The Bankrate promise
At Bankrate we strive to help you make smarter financial decisions. While we adhere to strict , this post may contain references to products from our partners. Here's an explanation for .
- Loans, medical debt and credit card debt are generally all able to be discharged through bankruptcy.
- Tax debt, alimony, spousal or child support and student loans are all typically ineligible for discharge.
- If your debt isn’t able to be discharged, it’s either due to the type of bankruptcy you’re pursuing or because Congress has ruled it ineligible.
Regardless of whether you’re seeking out a Chapter 7 or a Chapter 13 bankruptcy, not all debt is eligible for discharge. For example, taxes, spousal support, child support, alimony and government-backed student loans can’t be discharged in bankruptcy.
Which debts are discharged in bankruptcy?
When filing for bankruptcy, the goal is to eliminate as much debt as possible and get a fresh financial start. As part of this process, several types of debts will be discharged immediately or at the end of the bankruptcy process. Once discharged, you will no longer be required to pay the debt. This is a permanent order, and creditors cannot pursue collection.
Credit card debt
As part of Chapter 7 bankruptcy, your credit card debt is typically discharged immediately. On the other hand, Chapter 13 bankruptcy focuses on reorganizing your debts.

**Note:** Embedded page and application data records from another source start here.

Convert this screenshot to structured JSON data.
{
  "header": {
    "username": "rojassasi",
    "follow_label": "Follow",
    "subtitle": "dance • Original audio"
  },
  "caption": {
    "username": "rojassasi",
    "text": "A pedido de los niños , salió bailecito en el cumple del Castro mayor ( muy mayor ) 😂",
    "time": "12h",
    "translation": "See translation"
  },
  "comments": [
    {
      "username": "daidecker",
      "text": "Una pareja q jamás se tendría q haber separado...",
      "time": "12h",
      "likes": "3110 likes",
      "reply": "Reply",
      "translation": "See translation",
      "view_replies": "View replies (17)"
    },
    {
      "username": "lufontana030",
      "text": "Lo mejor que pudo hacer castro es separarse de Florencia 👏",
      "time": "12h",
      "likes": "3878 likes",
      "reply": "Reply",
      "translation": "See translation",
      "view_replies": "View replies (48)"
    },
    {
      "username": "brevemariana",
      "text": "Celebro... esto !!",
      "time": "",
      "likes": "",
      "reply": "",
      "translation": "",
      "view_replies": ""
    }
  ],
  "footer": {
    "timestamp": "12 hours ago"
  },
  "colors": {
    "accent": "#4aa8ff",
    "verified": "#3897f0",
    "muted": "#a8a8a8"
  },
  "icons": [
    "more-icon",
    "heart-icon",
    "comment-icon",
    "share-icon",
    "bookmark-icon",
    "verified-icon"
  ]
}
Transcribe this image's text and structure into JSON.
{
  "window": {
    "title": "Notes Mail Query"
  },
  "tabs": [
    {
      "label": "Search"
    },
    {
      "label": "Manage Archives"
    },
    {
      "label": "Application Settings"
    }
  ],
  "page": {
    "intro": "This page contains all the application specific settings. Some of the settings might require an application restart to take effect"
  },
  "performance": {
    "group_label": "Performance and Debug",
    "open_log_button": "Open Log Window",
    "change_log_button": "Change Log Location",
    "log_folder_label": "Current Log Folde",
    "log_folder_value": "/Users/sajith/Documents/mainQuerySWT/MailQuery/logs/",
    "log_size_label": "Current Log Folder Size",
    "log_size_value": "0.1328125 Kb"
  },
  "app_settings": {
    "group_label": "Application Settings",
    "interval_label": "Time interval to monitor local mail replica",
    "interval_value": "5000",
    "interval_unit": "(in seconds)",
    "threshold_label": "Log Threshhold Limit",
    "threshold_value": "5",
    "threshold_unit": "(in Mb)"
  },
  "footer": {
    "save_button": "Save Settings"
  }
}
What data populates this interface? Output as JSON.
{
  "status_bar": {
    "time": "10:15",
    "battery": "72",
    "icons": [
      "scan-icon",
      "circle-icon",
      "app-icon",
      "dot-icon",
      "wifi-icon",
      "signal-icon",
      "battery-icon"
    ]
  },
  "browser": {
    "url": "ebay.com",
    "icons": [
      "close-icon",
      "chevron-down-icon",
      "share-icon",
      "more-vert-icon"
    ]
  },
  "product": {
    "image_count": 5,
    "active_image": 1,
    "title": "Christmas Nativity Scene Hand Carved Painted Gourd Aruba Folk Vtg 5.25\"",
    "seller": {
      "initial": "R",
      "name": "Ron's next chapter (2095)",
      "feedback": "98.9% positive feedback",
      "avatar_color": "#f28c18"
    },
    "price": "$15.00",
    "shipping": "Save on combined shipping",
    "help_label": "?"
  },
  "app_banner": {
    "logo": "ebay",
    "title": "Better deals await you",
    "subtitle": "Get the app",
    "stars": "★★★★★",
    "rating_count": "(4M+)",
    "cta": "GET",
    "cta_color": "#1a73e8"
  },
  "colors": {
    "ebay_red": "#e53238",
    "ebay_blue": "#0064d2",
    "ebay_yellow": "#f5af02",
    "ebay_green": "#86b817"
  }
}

This often includes credit card debt, which means some credit card debt may be included in a Chapter 13 repayment plan. However, once that plan has been completed and all required debt repaid, the remainder is eligible for discharge based on your income and expenses.
Medical debt is an unsecured debt, meaning it is not backed by collateral. That being said, it can be discharged through a Chapter 7 bankruptcy.
Under Chapter 13 bankruptcy cases, a portion of medical debt may be included in your repayment plan. Once you’ve completed the repayment portion of your bankruptcy case, the remaining debts, including medical bankruptcy, are discharged.
Unsecured personal loans — loans not backed by collateral — and loans from friends, family or employers are eligible for discharge. Plus, 403(b) loans also qualify for discharge under both a Chapter 7 and a Chapter 13 bankruptcy.
Which debts are not discharged in bankruptcy?
Not all debts can be discharged, and the specific reasons why will depend on the type of bankruptcy being pursued. However, if your specific debt is ineligible, it’s likely that Congress has deemed it as such for public policy reasons.
Many types of taxes cannot be discharged in bankruptcy, including non-income tax debts. However, there are some exceptions for tax debt that meet certain qualifications.
For example, federal or state income taxes with a return due at least three years prior to filing may be eligible under Chapter 7. This three-year timeline includes any extensions you may have received on the tax payment from the state or federal government.
Spousal or child support and alimony
Money owed for spousal or child support or alimony also is not discharged in bankruptcy. You are unable to eliminate these types of legal obligations. As a result, any outstanding balance you owe for such items will still be due after your case is over.
There are a few exceptions to this. For instance, if you can never work again due to disability and can prove this, the student loans may be discharged. In addition, if you can prove that the loans cause undue hardship and that you have made every attempt to repay them, then the debt may be eligible for discharge.
However, qualifying for such a discharge is very difficult, and you must establish that paying the loan would mean you cannot maintain a minimal standard of living.
Additional debts that cannot usually be discharged through bankruptcy include fines or penalties from government agencies for breaking the law and personal injury debts resulting from a drunk driving incident. Debts from fraud, debts for items purchased within 90 days of filing, embezzlement, larceny or breach of fiduciary duty debts, and any debts or creditors left off of your bankruptcy petition are also not likely to be discharged.
Should you file for bankruptcy if it doesn’t discharge all of your debts?
Even though bankruptcy does not always discharge all of your debts, it can still be helpful to file in some cases. Bankruptcy is designed to give filers a fresh financial start. Depending on the type of bankruptcy you pursue, many of your outstanding debts will be addressed through a payment plan or paid off through liquidation of non-exempt assets.
Filing for bankruptcy, while helpful for some, can have a variety of serious and long-term implications. Not only will you see a credit score drop of up to 200 points, but the bankruptcy will stay on your credit report for years down the road. Chapter 7 filings will stay on your report for 10 years, while a Chapter 13 case will impact your report for seven years.
The bottom line
Because of the devastating effect it can have on your credit score, bankruptcy should typically be a last-resort option for resolving debt. A bankruptcy case can decrease your score by hundreds of points and remain on your profile for as long as a decade.
Before pursuing bankruptcy, consider your alternatives, like working with a credit counselor or reevaluating your budget. There are also consolidation loans for individuals with large amounts of high-interest debt.